Both studies met their primary endpoints, showing that people with macular edema due to BRVO and CRVO receiving faricimab-svoa injections every four weeks, for up to 24 weeks, achieved non-inferior visual acuity gains compared to those receiving aflibercept injections every four weeks.
“These encouraging data demonstrate that Vabysmo could potentially provide a new treatment option for people living with retinal vein occlusion, a serious retinal vascular condition that can lead to irreversible vision impairment or vision loss,” said Levi Garraway, MD, PhD, chief medical officer and head of Global Product Development. “Today’s results add to the extensive evidence supporting Vabysmo’s efficacy in treating multiple types of retinal conditions.

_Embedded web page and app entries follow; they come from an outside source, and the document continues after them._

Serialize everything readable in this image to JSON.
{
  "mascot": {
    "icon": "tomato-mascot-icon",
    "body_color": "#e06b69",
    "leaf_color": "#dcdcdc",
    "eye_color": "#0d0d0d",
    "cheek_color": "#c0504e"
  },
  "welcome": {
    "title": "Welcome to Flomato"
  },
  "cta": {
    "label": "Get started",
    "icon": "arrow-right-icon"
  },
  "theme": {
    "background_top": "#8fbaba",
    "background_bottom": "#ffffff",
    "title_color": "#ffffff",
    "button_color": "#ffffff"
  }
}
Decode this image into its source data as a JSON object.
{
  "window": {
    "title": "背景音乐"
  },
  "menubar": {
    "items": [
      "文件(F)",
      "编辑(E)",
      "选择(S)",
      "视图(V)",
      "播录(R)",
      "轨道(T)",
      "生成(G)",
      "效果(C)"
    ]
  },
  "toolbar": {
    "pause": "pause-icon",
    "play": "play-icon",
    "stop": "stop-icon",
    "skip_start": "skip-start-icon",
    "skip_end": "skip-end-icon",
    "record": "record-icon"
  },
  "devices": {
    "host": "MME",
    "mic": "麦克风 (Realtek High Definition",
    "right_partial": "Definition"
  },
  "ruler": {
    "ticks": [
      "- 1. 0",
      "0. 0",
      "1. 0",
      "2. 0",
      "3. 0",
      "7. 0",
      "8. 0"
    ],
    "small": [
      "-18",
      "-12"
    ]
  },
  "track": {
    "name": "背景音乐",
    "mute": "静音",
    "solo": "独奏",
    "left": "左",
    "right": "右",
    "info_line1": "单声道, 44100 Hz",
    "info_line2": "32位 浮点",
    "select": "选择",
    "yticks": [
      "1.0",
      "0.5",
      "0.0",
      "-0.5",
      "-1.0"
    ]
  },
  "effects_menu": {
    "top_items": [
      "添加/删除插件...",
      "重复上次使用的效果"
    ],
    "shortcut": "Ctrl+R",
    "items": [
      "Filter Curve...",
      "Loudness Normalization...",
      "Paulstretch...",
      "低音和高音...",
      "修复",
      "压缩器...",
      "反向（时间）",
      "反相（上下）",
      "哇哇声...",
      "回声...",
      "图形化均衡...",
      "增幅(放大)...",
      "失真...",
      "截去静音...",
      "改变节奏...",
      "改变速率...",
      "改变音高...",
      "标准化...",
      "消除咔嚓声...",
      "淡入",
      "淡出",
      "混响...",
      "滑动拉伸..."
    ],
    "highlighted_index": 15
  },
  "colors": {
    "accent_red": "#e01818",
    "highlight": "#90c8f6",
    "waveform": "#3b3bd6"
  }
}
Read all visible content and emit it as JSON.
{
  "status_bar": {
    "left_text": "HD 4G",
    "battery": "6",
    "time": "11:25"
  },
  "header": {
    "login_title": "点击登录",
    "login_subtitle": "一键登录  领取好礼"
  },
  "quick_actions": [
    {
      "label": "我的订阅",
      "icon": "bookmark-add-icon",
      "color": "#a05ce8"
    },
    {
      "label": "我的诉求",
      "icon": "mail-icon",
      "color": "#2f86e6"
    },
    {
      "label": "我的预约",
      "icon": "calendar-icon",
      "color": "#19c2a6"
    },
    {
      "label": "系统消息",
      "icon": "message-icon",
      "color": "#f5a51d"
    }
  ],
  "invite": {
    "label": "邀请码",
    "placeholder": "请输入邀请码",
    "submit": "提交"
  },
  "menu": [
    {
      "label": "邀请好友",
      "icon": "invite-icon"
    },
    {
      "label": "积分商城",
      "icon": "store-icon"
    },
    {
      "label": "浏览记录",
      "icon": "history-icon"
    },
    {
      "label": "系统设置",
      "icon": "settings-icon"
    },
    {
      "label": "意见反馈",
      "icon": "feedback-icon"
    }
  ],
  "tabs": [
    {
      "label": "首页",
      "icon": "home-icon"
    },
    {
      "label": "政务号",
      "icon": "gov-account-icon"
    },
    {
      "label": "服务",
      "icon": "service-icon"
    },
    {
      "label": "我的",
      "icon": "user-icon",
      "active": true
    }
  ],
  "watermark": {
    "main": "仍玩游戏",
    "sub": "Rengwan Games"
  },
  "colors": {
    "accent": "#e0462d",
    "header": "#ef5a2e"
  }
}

We look forward to submitting these data to regulatory authorities.”
Chinese and US researchers led by first authors Kun Liu, MD, and Hanying Wang, MD, reported that as-needed intravitreal injections of conbercept (KH902, Chengdu Kanghong Biotech Co.) resulted in improved best-corrected visual acuity (BCVA) in patients with diabetic macular edema (DME) and was superior to results achieved with laser photocoagulation.1
Liu and Wang are from the Department of Ophthalmology (aka National Clinical Research Center for Eye Diseases), Shanghai General Hospital, and the School of Medicine, Shanghai Jiao Tong University, Shanghai, China.
The Sailing study was a 12-month, 18-center, randomized, double-masked, double-sham, parallel-controlled, phase 3 trial that was conducted in China and included eyes with center-involved DME that were randomly assigned to undergo either laser photocoagulation followed by as-needed sham intravitreal injections or sham laser photocoagulation followed by as-needed 0.5 mg intravitreal injections of conbercept.
Investigators have uncovered a mechanism by which an area of a protein shape-shifts to convert vitamin A into a form usable by the eye’s light-sensing photoreceptor cells.
According to a news release from the National Institutes of Health (NIH), a previously uncharacterized area of the protein known as RPE65 spontaneously turns spiral-shaped when it encounters intracellular membranes, or thin structures that surround different parts of a cell.
The NIH noted in the release that this shapeshifting enables RPE65 to enter the endoplasmic reticulum – a network of sac-like structures and tubes – where RPE65 performs the crucial task of vitamin A conversion.
Japanese researchers, led by Risa Aichi, MD, and Norihiro Nagai, MD, found that eyes with age-related macular degeneration (AMD) with a relatively good initial best-corrected visual acuity (BCVA) and no fibrovascular pigment epithelial detachment (PED) achieved sustained or improved BCVA after anti-vascular endothelial growth factor (VEGF) therapy within 3 years of follow-up in a real-world setting.1 Drs. Aichi and Nagai are from the Department of Ophthalmology, St. Luke’s International Hospital, Tokyo.
These researchers retrospectively reviewed the medical charts of 104 eyes (104 patients) with AMD that were treated with anti-VEGF drugs and followed for 12 to 36 months.
The age-adjusted results showed that an initial BCVA < 0.3 logarithm of the minimum angle of resolution (logMAR) was a positive predictor (odds ratio [OR], 3.172; 95% confidence interval [CI], 1.029–9.783; P = 0.045) and the presence of a PED was a negative predictor (OR, 0.222; CI, 0.078–0.637; P = 0.005) of maintained/improved BCVA at the final visit.
Xuan-Thanh-An Nguyen, MD, and colleagues reported that most patients with retinitis pigmentosa (RP) who underwent cataract surgery had significant improvements in the best-corrected visual acuity (BCVA). She is from the Department of Ophthalmology, Leiden University Medical Center, Leiden, The Netherlands.
In this retrospective, non-comparative clinical study, the investigators evaluated the preoperative, intraoperative, and postoperative data of the 225 study patients (295 eyes; mean patient age, 56.1 years) collected from several European centers.